Records for this task Start Marker
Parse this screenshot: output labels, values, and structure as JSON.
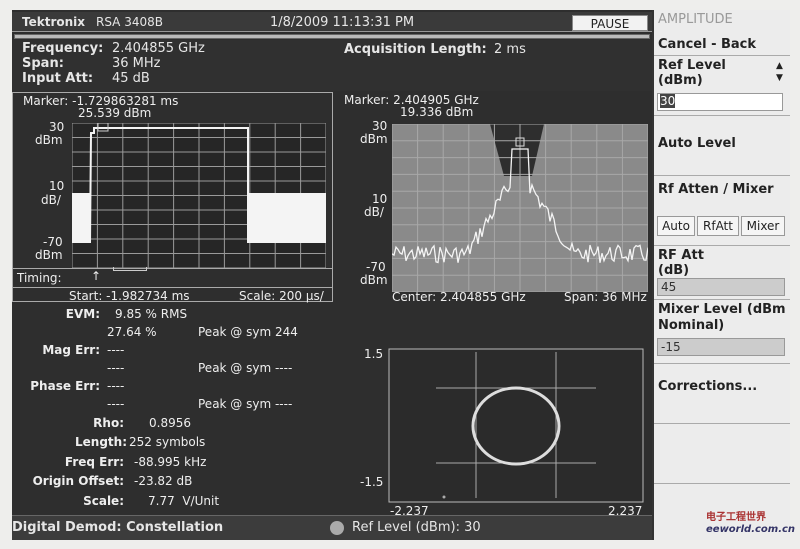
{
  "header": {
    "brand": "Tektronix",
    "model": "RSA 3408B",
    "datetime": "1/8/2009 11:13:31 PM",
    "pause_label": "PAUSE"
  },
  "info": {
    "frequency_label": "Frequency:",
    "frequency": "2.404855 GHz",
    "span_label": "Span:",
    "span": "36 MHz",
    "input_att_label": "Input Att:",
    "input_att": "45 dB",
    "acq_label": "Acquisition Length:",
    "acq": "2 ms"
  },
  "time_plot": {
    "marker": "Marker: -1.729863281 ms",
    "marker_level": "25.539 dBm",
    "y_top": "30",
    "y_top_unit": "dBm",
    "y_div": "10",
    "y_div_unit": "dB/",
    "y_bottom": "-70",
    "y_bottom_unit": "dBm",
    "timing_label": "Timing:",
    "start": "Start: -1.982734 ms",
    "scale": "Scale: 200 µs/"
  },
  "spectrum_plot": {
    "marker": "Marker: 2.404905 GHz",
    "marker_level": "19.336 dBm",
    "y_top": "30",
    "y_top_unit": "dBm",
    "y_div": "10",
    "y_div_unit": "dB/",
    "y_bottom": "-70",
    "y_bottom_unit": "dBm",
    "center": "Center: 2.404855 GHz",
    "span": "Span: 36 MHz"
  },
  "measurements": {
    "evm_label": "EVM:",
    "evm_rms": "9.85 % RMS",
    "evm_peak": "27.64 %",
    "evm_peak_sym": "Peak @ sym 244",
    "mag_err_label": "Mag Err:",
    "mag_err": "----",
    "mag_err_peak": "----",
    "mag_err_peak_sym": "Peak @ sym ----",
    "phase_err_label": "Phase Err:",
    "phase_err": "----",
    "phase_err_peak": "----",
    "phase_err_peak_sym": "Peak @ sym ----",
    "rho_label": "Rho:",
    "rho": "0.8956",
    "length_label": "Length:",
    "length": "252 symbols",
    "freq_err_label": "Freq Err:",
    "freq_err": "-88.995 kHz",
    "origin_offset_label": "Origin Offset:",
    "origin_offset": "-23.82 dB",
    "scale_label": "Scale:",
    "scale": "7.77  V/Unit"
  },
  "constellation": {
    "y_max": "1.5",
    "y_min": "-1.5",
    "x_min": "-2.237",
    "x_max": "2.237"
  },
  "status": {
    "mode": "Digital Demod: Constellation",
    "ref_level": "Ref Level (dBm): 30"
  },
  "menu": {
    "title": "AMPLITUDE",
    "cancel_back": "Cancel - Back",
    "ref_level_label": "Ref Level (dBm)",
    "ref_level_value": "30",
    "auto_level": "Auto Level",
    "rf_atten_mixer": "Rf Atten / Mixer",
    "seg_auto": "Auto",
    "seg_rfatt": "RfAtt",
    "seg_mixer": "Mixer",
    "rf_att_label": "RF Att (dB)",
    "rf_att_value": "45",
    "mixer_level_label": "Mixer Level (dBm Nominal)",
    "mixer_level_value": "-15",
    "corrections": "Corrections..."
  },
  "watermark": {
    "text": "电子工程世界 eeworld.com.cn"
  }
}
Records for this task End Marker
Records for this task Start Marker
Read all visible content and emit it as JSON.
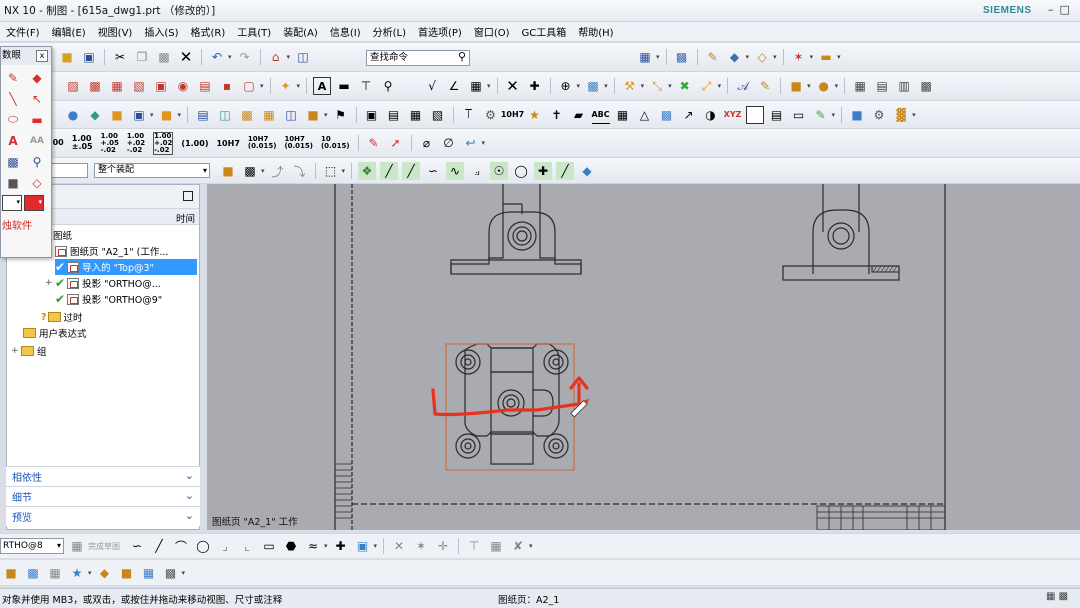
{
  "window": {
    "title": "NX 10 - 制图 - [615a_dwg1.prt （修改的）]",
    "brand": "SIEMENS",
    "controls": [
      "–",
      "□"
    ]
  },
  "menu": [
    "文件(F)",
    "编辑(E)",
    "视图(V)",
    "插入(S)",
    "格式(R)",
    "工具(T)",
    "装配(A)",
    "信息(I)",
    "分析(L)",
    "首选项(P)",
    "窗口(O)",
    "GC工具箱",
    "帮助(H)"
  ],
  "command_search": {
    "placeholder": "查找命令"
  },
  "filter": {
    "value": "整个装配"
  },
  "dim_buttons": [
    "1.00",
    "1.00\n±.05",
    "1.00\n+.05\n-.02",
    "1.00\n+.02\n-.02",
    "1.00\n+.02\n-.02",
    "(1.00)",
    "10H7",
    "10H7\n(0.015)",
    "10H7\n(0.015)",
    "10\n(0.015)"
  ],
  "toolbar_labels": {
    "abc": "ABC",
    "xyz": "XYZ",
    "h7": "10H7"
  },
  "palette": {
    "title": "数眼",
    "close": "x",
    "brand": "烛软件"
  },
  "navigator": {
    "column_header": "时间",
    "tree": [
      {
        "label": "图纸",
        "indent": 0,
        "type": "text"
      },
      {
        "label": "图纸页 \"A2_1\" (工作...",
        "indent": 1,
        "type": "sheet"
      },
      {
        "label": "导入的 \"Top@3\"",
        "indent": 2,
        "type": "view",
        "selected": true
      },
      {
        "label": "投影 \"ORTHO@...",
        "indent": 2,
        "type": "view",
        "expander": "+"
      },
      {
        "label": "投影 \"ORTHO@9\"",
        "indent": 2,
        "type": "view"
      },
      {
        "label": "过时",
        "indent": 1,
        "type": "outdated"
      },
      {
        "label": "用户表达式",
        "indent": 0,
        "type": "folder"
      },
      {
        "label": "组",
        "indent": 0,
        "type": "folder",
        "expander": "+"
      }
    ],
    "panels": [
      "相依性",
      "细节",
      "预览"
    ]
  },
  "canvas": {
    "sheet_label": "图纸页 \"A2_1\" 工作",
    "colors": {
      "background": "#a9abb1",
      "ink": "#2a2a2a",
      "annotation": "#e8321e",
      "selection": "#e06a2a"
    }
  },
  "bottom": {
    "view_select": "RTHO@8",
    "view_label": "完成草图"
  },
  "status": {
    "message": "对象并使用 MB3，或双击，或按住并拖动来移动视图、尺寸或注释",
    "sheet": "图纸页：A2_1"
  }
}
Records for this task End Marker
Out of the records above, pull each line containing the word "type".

        "type": "text"
        "type": "sheet"
        "type": "view",
        "type": "view",
        "type": "view"
        "type": "outdated"
        "type": "folder"
        "type": "folder",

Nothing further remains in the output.